Most people start off renting roller skates at the skating rink, but after learning how to skate, they soon realize that they actually want their own pair of skates. There are plenty of benefits to owning your own roller skates, from choosing the skates that express your style, to saving money on rental fees, and even being able to customize your skates! One of the most common ways to customize roller skates is to change your skate wheels. Keep reading to learn how to change skate wheels, and why you should know how to do it yourself.
Changing Roller Skate Wheels
Why Change Your Skate Wheels?
At some point, all wheels will need to be replaced due to wear and tear. Just like the tires on your car or bike, your skate wheels will wear down over time, which can lead to a rough ride. As the surface of the wheel becomes uneven, you’ll start to notice some bumpiness and your skates may “pull” to one side or the other. If you look at your wheels and they’re worn down at an angle, have pock marks, or otherwise look worn out, it’s time to swap them out for new ones.
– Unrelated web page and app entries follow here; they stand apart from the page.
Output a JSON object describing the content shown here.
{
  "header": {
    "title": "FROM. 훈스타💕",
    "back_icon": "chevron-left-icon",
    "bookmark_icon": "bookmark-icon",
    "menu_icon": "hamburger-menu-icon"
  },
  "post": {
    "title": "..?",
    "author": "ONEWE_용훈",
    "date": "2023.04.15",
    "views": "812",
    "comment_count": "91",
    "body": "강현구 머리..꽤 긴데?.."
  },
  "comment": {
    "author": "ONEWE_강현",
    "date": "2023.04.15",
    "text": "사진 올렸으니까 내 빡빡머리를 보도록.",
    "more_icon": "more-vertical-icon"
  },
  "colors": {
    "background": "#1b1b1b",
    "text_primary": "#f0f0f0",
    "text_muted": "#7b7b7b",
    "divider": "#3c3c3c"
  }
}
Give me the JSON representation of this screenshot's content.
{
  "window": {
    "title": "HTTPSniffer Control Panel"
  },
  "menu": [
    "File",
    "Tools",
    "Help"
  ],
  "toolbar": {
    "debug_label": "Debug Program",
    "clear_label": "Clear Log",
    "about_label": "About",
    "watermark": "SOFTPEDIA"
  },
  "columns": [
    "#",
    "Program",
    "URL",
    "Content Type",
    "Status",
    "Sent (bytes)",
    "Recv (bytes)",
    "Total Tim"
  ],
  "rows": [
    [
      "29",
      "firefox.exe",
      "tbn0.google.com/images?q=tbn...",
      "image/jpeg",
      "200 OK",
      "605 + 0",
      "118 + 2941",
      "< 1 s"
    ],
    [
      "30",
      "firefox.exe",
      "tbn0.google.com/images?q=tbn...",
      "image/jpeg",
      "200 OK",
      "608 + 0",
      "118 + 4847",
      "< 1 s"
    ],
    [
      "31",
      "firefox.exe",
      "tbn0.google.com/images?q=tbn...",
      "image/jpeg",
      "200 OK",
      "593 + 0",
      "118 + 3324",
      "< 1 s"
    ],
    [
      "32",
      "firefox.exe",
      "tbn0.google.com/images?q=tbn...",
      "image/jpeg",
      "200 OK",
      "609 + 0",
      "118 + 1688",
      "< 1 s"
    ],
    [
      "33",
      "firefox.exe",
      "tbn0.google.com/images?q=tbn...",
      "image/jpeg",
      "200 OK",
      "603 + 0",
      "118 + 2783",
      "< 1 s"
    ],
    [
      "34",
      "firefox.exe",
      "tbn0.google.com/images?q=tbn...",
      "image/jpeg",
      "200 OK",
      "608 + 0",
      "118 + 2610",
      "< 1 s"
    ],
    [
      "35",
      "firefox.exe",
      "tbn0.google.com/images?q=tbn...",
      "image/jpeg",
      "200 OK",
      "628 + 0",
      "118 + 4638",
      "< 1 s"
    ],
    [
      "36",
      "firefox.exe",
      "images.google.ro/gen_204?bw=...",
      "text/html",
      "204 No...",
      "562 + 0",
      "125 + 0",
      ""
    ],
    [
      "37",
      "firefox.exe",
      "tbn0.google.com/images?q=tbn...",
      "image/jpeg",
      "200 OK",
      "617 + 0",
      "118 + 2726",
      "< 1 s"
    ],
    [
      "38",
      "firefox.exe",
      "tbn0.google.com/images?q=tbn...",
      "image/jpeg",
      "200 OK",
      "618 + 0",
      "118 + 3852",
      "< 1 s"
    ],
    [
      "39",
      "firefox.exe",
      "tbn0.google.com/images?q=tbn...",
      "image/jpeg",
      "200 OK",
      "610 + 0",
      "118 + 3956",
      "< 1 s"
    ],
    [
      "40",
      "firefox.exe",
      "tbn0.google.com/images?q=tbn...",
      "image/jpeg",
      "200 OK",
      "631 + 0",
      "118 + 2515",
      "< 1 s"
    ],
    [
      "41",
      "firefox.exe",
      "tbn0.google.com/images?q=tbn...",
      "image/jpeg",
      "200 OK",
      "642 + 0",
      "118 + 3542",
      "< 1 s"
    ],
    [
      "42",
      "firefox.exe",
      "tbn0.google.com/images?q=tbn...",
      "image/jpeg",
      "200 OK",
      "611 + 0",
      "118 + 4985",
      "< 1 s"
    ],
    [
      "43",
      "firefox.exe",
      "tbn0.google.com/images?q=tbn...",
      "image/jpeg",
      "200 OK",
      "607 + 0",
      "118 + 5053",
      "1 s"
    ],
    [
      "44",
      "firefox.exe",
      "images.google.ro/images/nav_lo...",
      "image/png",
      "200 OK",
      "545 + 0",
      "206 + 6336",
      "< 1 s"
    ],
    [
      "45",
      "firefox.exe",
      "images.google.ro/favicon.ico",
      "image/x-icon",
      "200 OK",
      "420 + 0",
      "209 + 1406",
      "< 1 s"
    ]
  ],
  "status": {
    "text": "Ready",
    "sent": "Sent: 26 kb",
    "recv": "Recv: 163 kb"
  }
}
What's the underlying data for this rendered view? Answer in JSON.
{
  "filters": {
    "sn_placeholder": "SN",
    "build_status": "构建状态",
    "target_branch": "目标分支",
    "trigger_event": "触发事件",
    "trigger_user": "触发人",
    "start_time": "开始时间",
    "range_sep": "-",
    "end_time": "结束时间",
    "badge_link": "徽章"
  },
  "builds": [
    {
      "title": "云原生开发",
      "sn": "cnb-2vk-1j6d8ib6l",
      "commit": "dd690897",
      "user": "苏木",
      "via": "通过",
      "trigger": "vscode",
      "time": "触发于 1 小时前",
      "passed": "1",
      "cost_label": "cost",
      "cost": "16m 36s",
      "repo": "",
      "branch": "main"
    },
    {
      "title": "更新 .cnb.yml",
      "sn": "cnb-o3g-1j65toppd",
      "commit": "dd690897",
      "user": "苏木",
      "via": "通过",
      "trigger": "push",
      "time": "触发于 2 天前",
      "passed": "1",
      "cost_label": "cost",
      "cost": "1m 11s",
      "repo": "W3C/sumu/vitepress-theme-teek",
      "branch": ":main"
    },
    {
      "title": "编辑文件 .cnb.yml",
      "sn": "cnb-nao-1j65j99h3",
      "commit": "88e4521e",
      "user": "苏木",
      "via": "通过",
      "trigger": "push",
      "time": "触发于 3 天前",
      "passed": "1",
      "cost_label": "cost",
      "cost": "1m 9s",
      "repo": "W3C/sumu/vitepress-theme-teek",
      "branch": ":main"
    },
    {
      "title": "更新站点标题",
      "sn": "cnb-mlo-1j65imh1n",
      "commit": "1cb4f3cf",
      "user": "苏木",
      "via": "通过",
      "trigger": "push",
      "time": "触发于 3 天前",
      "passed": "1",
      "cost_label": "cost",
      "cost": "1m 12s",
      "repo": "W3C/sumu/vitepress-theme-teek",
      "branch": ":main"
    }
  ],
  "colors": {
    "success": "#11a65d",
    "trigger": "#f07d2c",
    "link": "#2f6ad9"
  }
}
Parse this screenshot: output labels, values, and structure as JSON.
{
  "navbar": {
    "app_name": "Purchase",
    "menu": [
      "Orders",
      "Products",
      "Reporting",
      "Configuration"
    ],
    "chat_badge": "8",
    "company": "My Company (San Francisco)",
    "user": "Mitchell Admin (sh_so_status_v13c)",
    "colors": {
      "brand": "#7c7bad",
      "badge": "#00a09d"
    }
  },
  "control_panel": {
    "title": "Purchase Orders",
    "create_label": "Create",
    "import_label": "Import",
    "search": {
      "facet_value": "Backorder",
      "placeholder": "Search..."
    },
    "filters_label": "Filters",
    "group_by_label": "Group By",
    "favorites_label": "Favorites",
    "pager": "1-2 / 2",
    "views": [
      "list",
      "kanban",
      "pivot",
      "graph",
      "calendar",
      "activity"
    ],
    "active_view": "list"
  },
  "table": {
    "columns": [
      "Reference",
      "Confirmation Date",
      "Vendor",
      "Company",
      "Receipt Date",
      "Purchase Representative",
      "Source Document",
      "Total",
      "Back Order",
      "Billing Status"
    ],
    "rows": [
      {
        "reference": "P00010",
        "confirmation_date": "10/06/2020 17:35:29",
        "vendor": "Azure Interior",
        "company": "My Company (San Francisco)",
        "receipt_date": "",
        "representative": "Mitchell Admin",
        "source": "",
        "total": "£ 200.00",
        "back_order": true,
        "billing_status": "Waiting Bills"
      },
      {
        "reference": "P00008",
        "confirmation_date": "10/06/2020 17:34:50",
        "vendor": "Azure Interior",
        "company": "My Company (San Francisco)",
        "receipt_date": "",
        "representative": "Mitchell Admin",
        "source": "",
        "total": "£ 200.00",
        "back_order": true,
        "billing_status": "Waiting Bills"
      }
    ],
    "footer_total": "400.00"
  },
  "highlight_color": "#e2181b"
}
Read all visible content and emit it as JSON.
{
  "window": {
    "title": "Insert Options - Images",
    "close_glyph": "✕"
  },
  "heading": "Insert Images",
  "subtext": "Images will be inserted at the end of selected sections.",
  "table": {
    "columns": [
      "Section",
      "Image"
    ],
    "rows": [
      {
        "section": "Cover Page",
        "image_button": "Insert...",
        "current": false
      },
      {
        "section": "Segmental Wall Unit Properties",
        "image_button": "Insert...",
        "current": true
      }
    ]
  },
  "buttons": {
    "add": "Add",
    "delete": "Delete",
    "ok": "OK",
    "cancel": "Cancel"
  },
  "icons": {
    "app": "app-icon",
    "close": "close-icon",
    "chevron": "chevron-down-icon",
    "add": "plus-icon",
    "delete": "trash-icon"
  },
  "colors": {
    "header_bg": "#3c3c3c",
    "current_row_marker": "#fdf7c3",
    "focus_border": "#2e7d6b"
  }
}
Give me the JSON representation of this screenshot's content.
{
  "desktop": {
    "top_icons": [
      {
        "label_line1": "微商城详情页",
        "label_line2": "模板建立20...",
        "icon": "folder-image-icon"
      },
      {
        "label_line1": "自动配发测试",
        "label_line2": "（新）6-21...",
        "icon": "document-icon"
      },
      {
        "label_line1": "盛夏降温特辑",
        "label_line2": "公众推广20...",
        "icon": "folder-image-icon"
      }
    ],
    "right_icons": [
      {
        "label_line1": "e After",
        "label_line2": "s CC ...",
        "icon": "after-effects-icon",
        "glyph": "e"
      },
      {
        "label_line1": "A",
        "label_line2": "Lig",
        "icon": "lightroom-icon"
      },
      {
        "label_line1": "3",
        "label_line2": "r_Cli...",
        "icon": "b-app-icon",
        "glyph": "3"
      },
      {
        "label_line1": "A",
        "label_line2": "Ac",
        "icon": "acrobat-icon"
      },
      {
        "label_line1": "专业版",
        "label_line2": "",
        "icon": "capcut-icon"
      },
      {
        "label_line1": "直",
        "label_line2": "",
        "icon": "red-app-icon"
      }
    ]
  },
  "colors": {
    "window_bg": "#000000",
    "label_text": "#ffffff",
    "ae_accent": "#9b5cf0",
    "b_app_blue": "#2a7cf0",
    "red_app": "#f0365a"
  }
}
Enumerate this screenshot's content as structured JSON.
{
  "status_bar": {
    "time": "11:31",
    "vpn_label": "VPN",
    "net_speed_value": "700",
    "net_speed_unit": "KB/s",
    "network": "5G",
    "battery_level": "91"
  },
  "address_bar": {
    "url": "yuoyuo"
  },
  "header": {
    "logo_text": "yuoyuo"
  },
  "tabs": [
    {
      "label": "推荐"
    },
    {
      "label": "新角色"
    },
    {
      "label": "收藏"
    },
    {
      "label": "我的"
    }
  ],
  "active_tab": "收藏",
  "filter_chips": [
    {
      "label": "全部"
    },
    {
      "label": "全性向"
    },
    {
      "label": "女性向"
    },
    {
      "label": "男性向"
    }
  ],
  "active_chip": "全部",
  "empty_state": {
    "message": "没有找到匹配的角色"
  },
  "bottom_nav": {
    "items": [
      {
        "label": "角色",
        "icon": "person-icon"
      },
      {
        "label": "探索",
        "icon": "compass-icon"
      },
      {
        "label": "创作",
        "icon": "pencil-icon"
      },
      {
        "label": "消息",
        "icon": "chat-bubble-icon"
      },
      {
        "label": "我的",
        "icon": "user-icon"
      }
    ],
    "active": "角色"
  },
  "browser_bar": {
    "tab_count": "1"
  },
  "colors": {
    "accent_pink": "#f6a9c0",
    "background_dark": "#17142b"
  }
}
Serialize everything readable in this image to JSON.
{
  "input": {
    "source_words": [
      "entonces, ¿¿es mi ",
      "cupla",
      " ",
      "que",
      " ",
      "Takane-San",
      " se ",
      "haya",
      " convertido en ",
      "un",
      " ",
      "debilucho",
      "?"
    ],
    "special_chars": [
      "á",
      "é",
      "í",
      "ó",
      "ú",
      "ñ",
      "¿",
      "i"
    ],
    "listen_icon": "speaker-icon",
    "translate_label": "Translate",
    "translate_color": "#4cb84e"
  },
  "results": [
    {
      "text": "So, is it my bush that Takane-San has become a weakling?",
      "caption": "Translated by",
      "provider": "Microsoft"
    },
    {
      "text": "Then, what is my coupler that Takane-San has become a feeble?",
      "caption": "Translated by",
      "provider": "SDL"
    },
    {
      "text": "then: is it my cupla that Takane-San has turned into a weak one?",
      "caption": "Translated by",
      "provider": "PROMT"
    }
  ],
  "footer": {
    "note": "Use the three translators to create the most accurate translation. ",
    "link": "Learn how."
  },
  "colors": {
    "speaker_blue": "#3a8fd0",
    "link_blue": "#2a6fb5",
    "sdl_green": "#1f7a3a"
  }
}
Another reason to know how to change roller skate wheels is so that you can switch between indoor and outdoor roller skating! Skating on a smooth skating rink surface requires a much different type of wheel than skating outside on a bumpy street or sidewalk. Indoor skate wheels are typically harder, while outdoor skate wheels have more “give” to absorb the shocks from uneven pavement, cracks, twigs, pebbles, and other debris.
And last, but definitely not least, it can be fun to change up your wheels with different colors and looks! Skate wheels come in all sorts of colors, glow-in-the-dark materials, and even glowing versions with lights inside.
How to Change Roller Skate Wheels
Before you start changing your skate wheels, make sure you have a skate tool! If you’re going to clean your skates—never a bad idea—make sure to have paper towels, bearings cleaner, etc. nearby as well.
- Use the skate tool to loosen the nut holding the wheel onto the axle of your skate.
- Remove the nut and set it aside. (Don’t lose it!) Then remove the wheel. Now’s a good time to wipe off the various components like the axle and trucks. They tend to collect “gunk” over time, which is not only gross, but is also bad to leave on your skates.
- Place the new wheel onto the axle and screw the nut on “finger tight,” aka as tight as you can get it just using your fingers without a tool.
Use your skate tool to tighten the nut. It should be tight, but not so tight that it keeps the wheel from spinning. Give all four wheels a spin with your hand and see if they’re all approximately the same tightness. If you haven’t tightened the nuts enough, you’ll be wobbling all over the place and can even lose a wheel or damage your skates. That’s just one reason why it’s a good idea to get in the habit of checking your skates before you lace up!